## What you will do
Starting at the line that holds "Give me the", reproduce each line exactly up to and including the last line of the records below. Pictures stay out.

________________________

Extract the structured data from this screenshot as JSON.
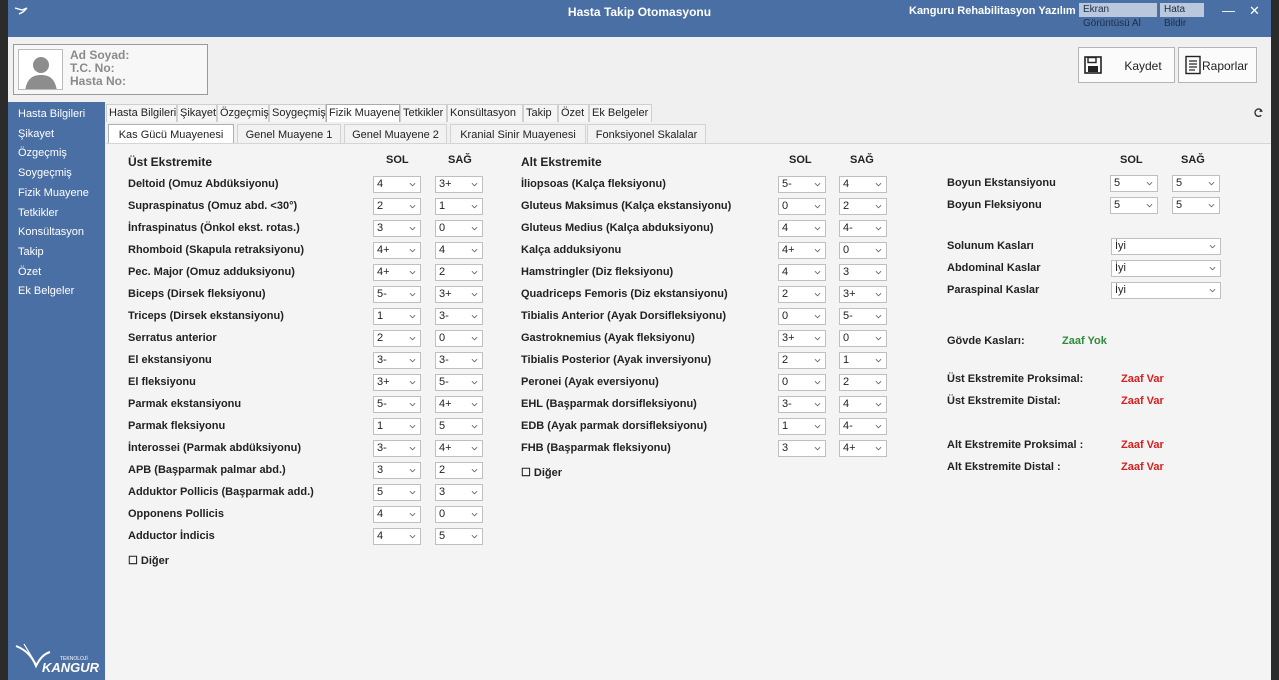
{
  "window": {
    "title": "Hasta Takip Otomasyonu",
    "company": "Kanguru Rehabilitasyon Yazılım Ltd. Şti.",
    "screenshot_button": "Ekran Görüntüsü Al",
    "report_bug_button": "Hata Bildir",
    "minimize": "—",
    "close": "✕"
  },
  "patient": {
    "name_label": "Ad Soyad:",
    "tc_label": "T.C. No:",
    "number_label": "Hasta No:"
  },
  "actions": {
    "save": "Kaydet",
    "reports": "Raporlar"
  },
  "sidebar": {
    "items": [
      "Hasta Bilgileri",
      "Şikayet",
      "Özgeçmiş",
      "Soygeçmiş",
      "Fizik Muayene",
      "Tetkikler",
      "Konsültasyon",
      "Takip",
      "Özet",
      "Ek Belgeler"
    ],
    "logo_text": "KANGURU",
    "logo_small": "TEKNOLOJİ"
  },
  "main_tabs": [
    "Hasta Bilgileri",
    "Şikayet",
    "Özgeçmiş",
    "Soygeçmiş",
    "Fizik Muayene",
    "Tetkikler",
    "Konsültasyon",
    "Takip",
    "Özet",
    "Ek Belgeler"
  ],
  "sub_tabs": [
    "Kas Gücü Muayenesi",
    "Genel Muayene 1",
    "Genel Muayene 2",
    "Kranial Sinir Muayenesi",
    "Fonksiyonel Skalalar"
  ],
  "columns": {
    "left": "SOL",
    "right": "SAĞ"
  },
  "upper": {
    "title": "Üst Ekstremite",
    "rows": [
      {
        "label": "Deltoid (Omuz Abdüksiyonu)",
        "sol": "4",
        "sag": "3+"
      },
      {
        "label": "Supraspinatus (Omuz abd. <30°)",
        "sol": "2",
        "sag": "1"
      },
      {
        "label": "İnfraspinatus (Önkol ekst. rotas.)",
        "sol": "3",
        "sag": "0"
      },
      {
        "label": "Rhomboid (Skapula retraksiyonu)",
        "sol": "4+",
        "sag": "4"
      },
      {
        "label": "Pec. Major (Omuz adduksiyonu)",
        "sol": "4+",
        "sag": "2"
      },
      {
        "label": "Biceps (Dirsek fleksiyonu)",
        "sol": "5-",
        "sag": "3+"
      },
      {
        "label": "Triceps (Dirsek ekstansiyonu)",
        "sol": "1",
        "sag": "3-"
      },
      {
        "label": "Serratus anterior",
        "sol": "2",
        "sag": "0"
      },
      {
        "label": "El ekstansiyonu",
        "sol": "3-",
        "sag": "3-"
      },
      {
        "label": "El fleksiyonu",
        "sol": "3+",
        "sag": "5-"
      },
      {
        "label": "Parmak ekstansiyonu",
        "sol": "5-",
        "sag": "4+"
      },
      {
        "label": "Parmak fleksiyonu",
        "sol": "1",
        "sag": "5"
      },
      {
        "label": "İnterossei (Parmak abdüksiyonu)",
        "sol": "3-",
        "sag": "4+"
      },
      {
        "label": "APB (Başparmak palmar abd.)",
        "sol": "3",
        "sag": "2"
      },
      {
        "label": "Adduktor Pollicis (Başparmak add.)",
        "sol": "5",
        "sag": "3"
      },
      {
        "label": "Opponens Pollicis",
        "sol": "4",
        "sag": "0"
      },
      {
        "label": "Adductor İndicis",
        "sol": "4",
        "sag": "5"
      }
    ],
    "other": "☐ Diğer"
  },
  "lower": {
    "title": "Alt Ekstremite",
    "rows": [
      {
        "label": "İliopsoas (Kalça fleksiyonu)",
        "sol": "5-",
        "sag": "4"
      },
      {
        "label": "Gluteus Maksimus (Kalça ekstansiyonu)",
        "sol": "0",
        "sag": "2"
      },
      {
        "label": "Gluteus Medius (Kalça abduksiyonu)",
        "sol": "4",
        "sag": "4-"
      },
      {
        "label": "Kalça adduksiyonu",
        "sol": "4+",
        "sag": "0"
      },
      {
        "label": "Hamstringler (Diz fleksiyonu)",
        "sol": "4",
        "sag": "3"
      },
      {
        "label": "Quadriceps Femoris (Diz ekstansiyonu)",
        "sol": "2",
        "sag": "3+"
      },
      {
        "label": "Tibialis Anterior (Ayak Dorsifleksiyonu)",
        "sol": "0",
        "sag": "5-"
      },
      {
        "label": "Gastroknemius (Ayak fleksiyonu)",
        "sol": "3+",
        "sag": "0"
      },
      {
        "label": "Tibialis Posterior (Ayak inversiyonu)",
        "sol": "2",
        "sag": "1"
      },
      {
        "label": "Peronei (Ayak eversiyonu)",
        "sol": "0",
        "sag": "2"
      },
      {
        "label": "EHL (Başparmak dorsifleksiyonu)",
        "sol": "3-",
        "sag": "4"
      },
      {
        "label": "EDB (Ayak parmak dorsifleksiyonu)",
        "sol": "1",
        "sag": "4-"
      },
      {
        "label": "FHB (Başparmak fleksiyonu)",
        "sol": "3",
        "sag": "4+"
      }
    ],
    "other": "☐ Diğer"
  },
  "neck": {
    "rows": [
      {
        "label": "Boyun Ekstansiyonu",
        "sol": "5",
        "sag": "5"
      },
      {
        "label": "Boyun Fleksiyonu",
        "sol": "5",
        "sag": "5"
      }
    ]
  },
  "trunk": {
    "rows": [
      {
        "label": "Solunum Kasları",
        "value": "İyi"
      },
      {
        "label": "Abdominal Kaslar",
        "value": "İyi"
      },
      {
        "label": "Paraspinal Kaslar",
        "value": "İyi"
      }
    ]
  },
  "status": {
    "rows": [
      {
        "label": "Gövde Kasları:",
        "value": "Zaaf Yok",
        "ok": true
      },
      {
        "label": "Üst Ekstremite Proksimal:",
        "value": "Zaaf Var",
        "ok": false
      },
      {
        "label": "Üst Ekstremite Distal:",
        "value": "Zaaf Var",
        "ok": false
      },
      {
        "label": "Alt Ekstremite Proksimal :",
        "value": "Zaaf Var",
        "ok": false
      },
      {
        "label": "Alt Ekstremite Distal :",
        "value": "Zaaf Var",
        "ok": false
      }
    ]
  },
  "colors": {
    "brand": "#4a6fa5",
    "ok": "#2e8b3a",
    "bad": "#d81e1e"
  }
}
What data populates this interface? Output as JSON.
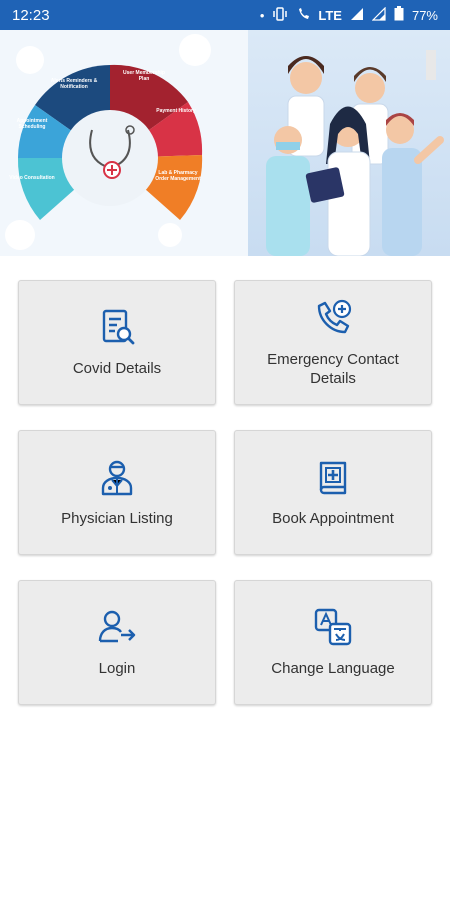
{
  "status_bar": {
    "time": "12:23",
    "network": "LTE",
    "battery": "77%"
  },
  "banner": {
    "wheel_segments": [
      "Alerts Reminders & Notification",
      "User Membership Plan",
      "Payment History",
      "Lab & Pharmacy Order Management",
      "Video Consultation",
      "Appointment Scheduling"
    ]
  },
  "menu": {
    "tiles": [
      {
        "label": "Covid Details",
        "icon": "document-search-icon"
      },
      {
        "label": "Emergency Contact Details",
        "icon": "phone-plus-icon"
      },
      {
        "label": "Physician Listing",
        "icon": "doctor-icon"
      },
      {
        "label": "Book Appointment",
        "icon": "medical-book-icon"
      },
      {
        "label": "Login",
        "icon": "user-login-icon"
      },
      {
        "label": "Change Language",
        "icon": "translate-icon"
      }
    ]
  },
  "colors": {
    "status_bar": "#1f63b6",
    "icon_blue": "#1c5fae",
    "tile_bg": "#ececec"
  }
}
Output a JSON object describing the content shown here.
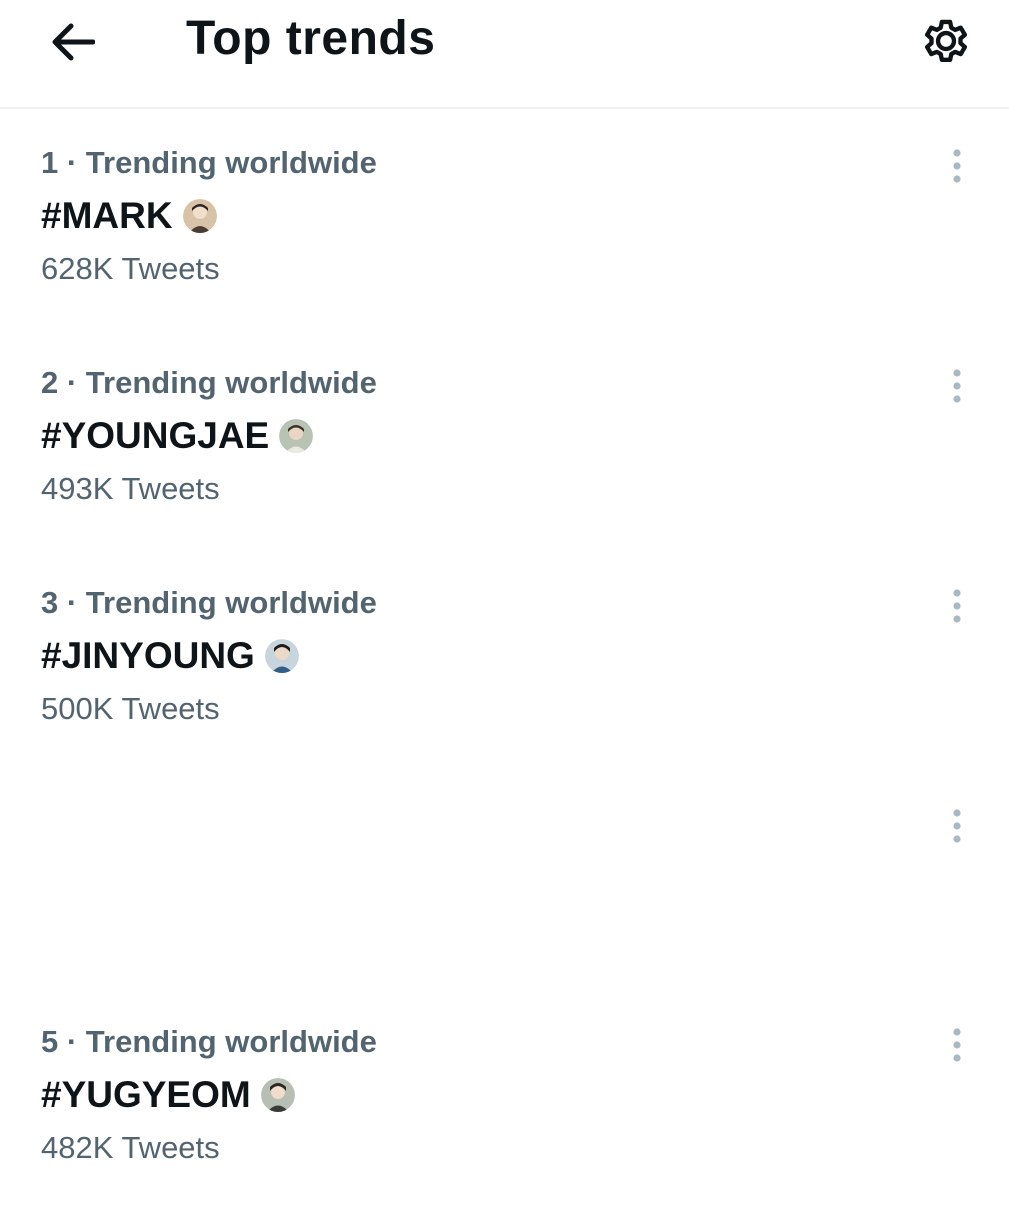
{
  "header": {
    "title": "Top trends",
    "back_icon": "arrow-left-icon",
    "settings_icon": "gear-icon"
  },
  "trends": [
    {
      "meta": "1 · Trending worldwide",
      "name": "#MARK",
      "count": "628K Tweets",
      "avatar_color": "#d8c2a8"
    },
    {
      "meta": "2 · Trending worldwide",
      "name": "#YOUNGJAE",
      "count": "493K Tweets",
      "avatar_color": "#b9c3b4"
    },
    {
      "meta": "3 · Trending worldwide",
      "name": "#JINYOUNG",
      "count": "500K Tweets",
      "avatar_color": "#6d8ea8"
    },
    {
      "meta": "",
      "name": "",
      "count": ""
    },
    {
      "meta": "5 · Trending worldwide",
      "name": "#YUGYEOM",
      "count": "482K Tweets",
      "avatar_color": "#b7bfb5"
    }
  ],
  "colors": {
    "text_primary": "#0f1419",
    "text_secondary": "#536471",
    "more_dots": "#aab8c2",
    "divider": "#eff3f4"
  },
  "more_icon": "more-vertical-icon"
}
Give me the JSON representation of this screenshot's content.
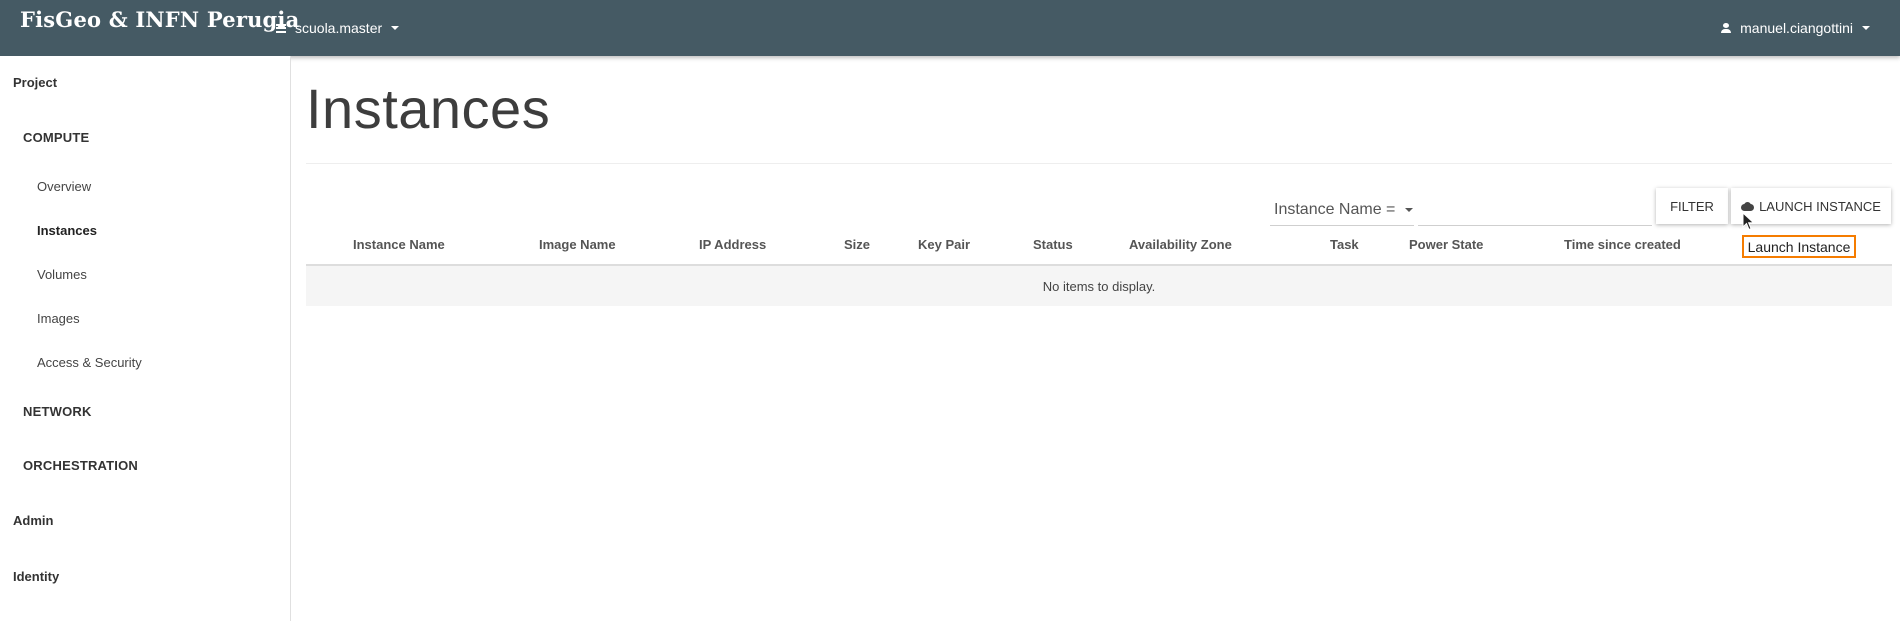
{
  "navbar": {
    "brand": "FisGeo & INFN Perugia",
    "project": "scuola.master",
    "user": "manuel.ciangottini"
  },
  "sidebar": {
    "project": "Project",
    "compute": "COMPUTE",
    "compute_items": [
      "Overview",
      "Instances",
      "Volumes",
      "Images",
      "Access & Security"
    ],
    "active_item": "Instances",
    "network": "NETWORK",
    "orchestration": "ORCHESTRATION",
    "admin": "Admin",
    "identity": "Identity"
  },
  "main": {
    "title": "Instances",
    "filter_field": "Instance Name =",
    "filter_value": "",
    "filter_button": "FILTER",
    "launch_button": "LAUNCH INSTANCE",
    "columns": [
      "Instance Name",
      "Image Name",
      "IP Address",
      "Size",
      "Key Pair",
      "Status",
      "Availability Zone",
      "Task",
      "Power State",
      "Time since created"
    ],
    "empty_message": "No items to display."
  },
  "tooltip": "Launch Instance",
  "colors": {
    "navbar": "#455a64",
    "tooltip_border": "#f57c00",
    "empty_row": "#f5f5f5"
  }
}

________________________

## Your response
Give me the JSON representation of this screenshot's content.
{
  "navbar": {
    "brand": "FisGeo & INFN Perugia",
    "project": "scuola.master",
    "user": "manuel.ciangottini"
  },
  "sidebar": {
    "project": "Project",
    "compute": "COMPUTE",
    "compute_items": [
      "Overview",
      "Instances",
      "Volumes",
      "Images",
      "Access & Security"
    ],
    "active_item": "Instances",
    "network": "NETWORK",
    "orchestration": "ORCHESTRATION",
    "admin": "Admin",
    "identity": "Identity"
  },
  "main": {
    "title": "Instances",
    "filter_field": "Instance Name =",
    "filter_value": "",
    "filter_button": "FILTER",
    "launch_button": "LAUNCH INSTANCE",
    "columns": [
      "Instance Name",
      "Image Name",
      "IP Address",
      "Size",
      "Key Pair",
      "Status",
      "Availability Zone",
      "Task",
      "Power State",
      "Time since created"
    ],
    "empty_message": "No items to display."
  },
  "tooltip": "Launch Instance",
  "colors": {
    "navbar": "#455a64",
    "tooltip_border": "#f57c00",
    "empty_row": "#f5f5f5"
  }
}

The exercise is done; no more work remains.